Nudibranch found at Baie Ternay central reef

The coral can also be a stand out performer on some dives as well. Please do not be fooled though, the bleaching events and the effects of climate change on the world leading to warming waters have killed off 90-95% of the corals here in the Seychelles so you will see a significant amount of damage to the reefs.

Damaged reef due to the bleaching events that have occurred.

You also have a selection of wrecks to explore (outside only) and a few deeper reefs for the more experienced divers.

One of the barges found at the wreck site twin barges.

Scientific Diving

It’s fun, great fun, but hard work. Not only do you need to learn your specific topic whilst you join us on our program (coral, reef fish, commercial fish, invertebrates) but you also prepare all of your dive equipment and check it yourself as it is not laid out for you when you get to the boat like on some R+R dives.

You check your kit and check it twice. Make sure you have all your survey equipment needed to complete your survey and load it all onto the boat. Underwater, you dive with a purpose which may be developing your ID skills, practicing your survey methodology, or completing an actual survey. Apart from the above you normally see what you would see on an R+R dive whilst you are completing your survey or training. From my experience, after learning more about a certain area, for example fish or invertebrates, I now take more joy in all my dives looking at the different species of fish or focusing on the smaller invertebrates. One big difference are the conditions. It could be torrential rain and visibility lower than 10m and we would still go out (only if it was safe to) to complete training and surveys where normally you might decide to wait for a nicer day on a R+R dive.

Seeing the world upside down and underwater on a coral belt survey

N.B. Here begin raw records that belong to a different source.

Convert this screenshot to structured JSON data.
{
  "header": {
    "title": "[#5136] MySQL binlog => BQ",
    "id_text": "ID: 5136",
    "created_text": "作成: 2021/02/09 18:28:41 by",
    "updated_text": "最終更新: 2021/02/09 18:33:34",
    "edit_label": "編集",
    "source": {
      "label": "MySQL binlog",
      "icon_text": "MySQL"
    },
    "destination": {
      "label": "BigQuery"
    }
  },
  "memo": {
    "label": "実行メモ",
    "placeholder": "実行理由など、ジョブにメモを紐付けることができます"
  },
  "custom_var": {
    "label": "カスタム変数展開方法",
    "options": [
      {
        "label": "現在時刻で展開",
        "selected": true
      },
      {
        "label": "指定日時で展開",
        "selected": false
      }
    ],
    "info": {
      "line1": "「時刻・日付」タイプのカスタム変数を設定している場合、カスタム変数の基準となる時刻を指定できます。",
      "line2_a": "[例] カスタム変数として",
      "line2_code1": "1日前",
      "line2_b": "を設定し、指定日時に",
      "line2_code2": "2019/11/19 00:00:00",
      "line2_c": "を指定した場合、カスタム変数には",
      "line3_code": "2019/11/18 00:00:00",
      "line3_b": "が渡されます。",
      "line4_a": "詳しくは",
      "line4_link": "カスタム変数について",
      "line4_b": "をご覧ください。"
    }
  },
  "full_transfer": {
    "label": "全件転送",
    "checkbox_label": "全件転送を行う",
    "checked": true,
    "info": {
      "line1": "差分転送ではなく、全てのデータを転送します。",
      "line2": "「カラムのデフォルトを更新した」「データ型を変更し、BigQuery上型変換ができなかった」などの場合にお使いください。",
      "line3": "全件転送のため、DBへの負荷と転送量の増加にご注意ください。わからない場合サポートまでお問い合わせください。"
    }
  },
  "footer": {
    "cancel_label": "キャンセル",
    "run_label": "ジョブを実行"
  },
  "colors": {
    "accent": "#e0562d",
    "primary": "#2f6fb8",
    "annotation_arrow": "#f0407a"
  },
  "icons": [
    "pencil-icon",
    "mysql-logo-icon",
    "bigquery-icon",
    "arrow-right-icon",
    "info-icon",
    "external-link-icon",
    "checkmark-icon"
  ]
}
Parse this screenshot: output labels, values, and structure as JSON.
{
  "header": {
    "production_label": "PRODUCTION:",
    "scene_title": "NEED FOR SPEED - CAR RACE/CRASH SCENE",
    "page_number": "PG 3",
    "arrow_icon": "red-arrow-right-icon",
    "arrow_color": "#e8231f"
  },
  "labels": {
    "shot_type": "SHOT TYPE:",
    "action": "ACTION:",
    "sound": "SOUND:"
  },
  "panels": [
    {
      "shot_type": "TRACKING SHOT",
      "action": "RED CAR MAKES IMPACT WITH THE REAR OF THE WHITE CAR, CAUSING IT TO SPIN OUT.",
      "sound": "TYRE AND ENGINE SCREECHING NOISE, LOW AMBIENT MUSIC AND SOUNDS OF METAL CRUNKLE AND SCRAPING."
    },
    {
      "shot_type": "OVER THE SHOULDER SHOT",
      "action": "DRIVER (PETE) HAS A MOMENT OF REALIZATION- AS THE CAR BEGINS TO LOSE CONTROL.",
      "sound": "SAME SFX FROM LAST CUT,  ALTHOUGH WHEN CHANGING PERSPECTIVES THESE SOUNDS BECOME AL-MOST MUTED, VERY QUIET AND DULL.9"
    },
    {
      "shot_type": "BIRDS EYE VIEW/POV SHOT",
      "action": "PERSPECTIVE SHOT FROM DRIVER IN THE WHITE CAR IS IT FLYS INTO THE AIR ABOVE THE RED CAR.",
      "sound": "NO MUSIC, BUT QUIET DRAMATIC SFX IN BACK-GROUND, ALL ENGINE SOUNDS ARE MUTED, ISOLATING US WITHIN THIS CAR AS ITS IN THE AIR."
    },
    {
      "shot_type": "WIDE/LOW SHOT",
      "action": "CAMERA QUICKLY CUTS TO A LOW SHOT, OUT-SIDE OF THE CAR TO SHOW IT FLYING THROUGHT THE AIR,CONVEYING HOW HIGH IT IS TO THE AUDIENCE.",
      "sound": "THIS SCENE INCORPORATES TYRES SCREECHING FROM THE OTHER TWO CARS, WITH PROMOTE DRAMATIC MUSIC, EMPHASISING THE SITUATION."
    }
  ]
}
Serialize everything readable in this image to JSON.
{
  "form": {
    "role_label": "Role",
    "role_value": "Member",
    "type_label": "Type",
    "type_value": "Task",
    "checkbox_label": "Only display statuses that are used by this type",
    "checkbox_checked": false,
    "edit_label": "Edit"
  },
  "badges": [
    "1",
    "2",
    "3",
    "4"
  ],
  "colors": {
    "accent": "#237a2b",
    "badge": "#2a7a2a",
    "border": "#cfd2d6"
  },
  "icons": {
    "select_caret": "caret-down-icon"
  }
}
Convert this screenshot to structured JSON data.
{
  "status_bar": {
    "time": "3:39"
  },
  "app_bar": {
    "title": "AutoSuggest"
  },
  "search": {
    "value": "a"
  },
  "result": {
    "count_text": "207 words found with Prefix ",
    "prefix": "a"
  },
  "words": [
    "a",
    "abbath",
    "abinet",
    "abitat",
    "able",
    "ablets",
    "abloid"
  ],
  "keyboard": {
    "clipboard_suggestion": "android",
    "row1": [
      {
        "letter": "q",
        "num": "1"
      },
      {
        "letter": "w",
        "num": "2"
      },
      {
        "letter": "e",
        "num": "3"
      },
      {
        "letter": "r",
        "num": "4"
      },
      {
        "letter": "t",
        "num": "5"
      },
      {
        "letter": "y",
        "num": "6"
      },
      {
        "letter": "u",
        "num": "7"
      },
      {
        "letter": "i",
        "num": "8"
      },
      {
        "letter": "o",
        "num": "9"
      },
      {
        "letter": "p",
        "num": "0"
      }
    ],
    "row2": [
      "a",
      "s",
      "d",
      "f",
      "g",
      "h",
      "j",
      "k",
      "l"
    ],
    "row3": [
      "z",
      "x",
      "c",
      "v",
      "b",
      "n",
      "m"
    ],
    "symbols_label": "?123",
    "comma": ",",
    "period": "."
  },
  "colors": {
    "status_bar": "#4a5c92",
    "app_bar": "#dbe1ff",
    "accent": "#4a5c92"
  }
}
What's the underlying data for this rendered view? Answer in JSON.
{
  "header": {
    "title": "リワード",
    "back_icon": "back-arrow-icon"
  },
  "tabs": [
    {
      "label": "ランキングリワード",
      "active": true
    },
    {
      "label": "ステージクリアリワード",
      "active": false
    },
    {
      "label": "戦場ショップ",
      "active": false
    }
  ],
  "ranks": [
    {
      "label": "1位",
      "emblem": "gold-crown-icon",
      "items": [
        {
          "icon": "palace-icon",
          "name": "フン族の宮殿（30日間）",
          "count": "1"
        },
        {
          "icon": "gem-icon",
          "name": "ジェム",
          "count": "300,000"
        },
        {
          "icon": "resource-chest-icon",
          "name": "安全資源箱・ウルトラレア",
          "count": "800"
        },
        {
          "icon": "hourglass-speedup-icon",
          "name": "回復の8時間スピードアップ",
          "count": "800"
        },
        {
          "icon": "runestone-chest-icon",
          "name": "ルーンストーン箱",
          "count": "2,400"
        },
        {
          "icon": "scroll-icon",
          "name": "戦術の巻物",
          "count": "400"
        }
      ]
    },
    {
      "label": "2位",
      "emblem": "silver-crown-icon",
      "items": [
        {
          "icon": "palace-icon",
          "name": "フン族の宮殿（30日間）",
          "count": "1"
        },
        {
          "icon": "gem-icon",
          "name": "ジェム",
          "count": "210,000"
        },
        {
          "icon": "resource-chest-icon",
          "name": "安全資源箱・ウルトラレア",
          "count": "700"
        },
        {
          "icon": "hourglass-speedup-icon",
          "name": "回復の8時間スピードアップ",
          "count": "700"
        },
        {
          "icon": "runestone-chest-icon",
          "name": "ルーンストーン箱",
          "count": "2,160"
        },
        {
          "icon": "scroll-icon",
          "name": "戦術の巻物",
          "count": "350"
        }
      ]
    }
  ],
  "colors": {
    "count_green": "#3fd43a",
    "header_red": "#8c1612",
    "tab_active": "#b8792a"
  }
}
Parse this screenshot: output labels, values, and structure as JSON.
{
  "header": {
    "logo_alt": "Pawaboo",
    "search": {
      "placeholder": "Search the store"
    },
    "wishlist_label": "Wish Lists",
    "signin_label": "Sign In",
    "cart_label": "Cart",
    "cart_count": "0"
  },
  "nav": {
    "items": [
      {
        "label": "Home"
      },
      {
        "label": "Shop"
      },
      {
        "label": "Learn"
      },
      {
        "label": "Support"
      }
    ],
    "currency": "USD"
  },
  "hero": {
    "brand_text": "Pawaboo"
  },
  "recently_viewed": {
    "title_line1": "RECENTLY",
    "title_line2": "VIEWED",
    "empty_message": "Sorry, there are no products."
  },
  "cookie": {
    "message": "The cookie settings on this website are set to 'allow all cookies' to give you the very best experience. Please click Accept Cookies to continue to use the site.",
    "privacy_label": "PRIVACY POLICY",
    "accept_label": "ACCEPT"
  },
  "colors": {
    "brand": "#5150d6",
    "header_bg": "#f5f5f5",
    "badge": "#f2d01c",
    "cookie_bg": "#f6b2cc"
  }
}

On some surveys you may find yourself against currents and surge, you may find yourself with 7m visibility, or you might have calm clear waters as far as the eye can see. I have experienced my widest range of underwater conditions whilst based in the Seychelles and the great thing about it is that I still love diving here! When you join a dive program with us, you will slowly develop the dive skills to deal with a wide range of conditions and after spending time here you will leave a confident diver.

How do the conditions change throughout the year?

Due to the changes in the seasons here we have a wide range of conditions underwater. In January the weather is calming down after the stormy December and conditions are becoming better. The waters are warming and normally around 27/28°C. As we progress through February to April the waters increase to 29/30°C. There is normally good visibility underwater with it being much calmer, however due to the winds coming from the northern direction the waters are choppy on the surface. In May the waters begin to cool again and each month it will begin to drop a couple of degrees so by June we are looking at 25°C and by July it can drop as low as 23°C. During May the winds begin to change and so does the visibility. By July the visibility is low, anywhere between 5-10m maximum so survey diving becomes more difficult but the waters are much calmer on the surface due to the South-easterly winds coming in. By October the temperature will begin to rise to around 27/28°C and by November we are seeing areas of 28/29°C. Each season brings with it it’s own pro’s and con’s but the Seychelles stays beautiful throughout.